WORK INSTRUCTION:
Count the lines in the records below that contain the word "name", and give only that number.

SUPPLIED RECORDS START

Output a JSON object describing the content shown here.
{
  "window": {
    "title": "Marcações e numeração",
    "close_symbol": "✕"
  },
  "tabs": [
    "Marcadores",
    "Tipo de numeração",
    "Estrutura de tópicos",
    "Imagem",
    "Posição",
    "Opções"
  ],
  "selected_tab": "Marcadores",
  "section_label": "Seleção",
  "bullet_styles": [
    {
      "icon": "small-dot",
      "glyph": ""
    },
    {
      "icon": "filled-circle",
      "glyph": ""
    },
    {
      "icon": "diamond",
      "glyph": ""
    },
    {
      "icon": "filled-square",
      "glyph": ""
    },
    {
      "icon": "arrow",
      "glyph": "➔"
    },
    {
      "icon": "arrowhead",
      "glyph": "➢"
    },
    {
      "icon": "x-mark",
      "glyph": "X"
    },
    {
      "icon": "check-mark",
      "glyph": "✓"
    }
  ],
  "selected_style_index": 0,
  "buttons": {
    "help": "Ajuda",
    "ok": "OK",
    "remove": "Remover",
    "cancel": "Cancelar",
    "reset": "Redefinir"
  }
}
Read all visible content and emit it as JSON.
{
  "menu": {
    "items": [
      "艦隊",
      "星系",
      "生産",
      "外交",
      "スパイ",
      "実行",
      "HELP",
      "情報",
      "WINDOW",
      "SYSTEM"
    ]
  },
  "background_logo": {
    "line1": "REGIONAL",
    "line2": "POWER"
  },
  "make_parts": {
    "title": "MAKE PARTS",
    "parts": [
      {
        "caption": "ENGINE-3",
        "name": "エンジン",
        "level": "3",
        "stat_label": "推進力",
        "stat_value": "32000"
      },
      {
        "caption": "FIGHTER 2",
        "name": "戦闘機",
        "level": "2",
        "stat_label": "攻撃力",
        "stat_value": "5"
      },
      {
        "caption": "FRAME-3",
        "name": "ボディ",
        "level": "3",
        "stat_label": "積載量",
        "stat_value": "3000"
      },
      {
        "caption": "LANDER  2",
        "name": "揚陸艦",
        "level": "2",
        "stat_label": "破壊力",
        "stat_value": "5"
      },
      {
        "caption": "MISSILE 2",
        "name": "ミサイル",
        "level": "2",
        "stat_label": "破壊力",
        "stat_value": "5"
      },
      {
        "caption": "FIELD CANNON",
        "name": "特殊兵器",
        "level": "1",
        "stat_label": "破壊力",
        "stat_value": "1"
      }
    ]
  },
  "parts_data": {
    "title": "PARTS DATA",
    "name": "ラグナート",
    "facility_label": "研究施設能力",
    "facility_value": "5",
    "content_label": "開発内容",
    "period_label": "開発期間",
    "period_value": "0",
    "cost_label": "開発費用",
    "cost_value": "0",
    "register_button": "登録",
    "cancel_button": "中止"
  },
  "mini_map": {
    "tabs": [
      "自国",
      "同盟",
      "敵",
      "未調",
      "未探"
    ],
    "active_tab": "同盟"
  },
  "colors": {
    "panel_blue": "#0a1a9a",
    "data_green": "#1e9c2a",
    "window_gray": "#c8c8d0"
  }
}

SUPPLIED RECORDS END

EXERCISE RESPONSE:
7